It makes perfect sense that many people who have no economic necessity to return to the paid work-force do so for the following reasons:

1) No visible results.

If the role of the homemaker is performed well, it is easy to take for granted. The work becomes invisible even, and perhaps especially the most repetitive, tiring, and least creative parts.

2) No respect.

The home-maker is undermined every time they are asked what they ‘do for a living?’ – like they are somehow under-performing or not contributing in their current role. Especially as in “When are you going to go back to work?” which assumes being a homemaker is some sort of extended vacation.

3) No co-workers.

Being a home-maker, as any home-based employment, can be isolating and lonely. One the one hand you need some time alone to get certain things done, but on the other hand, too much time alone can be suffocating. There aren’t many people to “work with” when mostly everyone is away all day at their paying job. So socializing becomes a frivolous activity which one could theoretically ‘deserve’ when our work is done. Which it never is.

4) No pay or benefits.

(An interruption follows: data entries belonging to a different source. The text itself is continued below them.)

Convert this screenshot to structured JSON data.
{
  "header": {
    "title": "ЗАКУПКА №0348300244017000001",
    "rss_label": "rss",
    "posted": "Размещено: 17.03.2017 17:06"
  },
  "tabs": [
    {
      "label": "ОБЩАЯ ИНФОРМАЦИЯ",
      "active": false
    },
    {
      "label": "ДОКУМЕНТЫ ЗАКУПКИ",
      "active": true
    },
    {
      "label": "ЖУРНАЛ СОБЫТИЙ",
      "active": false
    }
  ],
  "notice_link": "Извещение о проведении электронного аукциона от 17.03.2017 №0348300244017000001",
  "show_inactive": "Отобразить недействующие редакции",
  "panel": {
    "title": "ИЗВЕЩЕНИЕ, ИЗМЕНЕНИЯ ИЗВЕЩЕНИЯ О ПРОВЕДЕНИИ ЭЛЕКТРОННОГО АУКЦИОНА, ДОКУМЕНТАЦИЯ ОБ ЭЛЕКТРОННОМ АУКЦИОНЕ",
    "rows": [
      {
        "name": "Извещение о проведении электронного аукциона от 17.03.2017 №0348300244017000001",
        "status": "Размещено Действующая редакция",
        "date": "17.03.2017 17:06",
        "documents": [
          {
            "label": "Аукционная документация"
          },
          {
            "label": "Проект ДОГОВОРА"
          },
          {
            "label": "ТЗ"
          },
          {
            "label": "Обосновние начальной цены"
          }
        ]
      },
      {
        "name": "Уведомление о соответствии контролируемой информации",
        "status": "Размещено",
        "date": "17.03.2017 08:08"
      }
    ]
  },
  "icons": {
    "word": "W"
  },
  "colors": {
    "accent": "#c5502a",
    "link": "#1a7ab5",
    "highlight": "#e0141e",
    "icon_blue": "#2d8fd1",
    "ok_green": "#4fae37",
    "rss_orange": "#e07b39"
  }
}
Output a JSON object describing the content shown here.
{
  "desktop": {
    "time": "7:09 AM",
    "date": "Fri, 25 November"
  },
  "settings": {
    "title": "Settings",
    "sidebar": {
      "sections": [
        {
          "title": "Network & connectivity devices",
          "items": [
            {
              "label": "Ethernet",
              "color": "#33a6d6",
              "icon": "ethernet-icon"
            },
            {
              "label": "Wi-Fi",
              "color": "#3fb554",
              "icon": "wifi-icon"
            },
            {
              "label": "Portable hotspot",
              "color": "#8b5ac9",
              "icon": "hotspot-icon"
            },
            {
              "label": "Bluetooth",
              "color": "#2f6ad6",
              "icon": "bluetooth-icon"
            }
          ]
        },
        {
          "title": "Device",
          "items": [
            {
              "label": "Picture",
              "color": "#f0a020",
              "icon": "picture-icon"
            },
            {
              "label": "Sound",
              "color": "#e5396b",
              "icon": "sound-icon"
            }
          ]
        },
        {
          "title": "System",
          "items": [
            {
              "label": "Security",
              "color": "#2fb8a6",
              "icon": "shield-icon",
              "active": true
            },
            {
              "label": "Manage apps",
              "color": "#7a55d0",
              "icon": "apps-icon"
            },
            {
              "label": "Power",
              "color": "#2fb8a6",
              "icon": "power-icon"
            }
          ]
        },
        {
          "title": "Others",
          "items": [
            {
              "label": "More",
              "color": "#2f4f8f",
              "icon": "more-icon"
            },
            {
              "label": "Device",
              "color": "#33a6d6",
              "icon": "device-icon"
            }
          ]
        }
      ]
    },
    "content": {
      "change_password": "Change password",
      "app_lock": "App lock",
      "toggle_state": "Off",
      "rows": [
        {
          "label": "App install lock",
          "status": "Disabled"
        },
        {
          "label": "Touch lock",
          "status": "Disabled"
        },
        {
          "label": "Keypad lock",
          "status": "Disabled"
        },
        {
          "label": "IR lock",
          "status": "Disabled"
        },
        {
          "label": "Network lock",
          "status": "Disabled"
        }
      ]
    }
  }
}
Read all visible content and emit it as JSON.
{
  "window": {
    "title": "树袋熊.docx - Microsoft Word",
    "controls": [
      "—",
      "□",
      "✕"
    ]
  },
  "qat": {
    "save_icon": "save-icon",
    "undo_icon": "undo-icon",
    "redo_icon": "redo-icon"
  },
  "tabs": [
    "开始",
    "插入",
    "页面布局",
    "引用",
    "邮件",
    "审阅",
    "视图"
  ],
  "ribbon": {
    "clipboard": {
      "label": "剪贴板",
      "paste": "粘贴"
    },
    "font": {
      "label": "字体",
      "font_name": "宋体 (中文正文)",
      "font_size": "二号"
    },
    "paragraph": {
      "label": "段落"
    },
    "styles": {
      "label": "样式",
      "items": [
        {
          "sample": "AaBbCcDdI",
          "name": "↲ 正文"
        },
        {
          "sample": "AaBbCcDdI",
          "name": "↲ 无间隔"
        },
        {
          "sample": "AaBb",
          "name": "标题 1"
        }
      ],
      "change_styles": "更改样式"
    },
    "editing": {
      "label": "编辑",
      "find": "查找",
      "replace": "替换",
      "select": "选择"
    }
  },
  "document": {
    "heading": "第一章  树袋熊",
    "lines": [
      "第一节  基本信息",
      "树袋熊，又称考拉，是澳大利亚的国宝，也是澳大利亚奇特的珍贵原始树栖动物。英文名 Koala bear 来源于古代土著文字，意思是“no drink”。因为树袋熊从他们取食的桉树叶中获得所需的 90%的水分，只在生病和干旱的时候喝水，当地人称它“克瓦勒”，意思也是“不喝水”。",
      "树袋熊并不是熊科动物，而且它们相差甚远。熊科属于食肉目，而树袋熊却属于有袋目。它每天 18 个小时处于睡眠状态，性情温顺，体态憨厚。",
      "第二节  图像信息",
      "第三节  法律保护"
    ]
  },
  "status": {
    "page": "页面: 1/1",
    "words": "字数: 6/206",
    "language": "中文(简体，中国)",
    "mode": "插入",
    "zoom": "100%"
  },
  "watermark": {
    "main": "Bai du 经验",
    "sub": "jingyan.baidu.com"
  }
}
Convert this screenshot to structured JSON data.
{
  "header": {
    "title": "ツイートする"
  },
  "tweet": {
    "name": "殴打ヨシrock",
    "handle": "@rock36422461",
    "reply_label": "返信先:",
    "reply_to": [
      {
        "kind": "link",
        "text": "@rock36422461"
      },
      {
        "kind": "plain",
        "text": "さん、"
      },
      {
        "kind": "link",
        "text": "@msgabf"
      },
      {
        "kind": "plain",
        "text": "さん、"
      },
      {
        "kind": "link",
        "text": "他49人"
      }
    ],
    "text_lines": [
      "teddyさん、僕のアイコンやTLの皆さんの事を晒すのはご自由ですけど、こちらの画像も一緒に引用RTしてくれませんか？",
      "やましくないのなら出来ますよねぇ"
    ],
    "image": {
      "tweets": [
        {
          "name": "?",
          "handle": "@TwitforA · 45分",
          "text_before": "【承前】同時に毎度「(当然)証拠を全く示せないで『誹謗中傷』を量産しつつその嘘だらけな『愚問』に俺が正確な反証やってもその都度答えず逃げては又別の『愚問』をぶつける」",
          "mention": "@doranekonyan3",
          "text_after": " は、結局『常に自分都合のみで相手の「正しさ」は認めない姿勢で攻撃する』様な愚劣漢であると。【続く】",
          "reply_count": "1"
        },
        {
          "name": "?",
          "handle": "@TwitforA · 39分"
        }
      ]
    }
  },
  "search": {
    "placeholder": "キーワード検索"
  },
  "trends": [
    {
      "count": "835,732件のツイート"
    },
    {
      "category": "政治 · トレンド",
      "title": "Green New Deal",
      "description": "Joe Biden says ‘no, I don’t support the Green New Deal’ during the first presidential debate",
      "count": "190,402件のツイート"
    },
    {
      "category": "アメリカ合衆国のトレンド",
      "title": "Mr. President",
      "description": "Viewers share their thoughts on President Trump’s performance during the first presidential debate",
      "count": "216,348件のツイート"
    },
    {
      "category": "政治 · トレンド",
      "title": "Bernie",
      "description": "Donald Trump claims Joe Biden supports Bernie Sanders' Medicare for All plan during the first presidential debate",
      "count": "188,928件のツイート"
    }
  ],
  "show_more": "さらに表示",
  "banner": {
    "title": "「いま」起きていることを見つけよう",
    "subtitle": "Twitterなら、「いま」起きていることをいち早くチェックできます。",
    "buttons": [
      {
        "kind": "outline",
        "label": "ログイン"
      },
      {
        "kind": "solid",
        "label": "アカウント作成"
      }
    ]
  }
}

You don’t make any money being a home-maker. So, if your spouse is providing for your family, you don’t want to ask for more than you think you deserve for yourself; and what you think you deserve is linked to what you think you have provided; which when you get paid nothing, isn’t very much. So you might feel guilty buying new clothes, or getting a haircut, or even paying for a gym membership.

5) No free time.

You might have a gift or calling you really want to give the world and homemaking can really become all-consuming because there is such a lot to be done. It is hard to take seriously and set aside time for the thing you really want to contribute, especially if it also has no guaranteed pay-check – like writing. And taking time off is one of those benefits we may be afraid to ask for, because we don’t think we ‘deserve’ it. But then; if you take a paying job; somebody will still have to do all the homemaker stuff, and then you really won’t have time for anything else, EVER.

6) No job security.

If a homemaker is dependent on their spouse’s income, what happens if the partnership is ended? How will the homemaker survive financially then? This also puts tremendous pressure on the dependent spouse to maintain peace in the relationship and not ask for what they need in favor of what the provider needs in order to thrive and keep contributing.


This is a really complex problem and there is not one easy solution. Socially, part of the remedy must include a reasonable Universal Basic Income, Pension, Health Care, and Education. Another part of the remedy would be a serious commitment by society and governments to decrease income inequality so that our economic systems reflect human values instead of causing humans to contort their minds to reflect our current economic systems.

Personally, we can really open our eyes to what is happening here and creatively problem solve how we want to deal with it in our families, especially where it is not currently economically feasible for anyone to stay home full-time. We can attempt to appreciate and reward the homemakers in our families. Full-time homemakers can try to remember the value of their contributions and ask for what they need in order to thrive at the same time as they help others do the same. We can encourage others who are, against all social pressure, still doing the work of the homemaker; and we can acknowledge that the everyone needs a home; and that homes require homemakers.



Leave a Reply

Fill in your details below or click an icon to log in: Logo

You are commenting using your account. Log Out /  Change )

Twitter picture

You are commenting using your Twitter account. Log Out /  Change )

Facebook photo

You are commenting using your Facebook account. Log Out /  Change )

Connecting to %s

%d bloggers like this: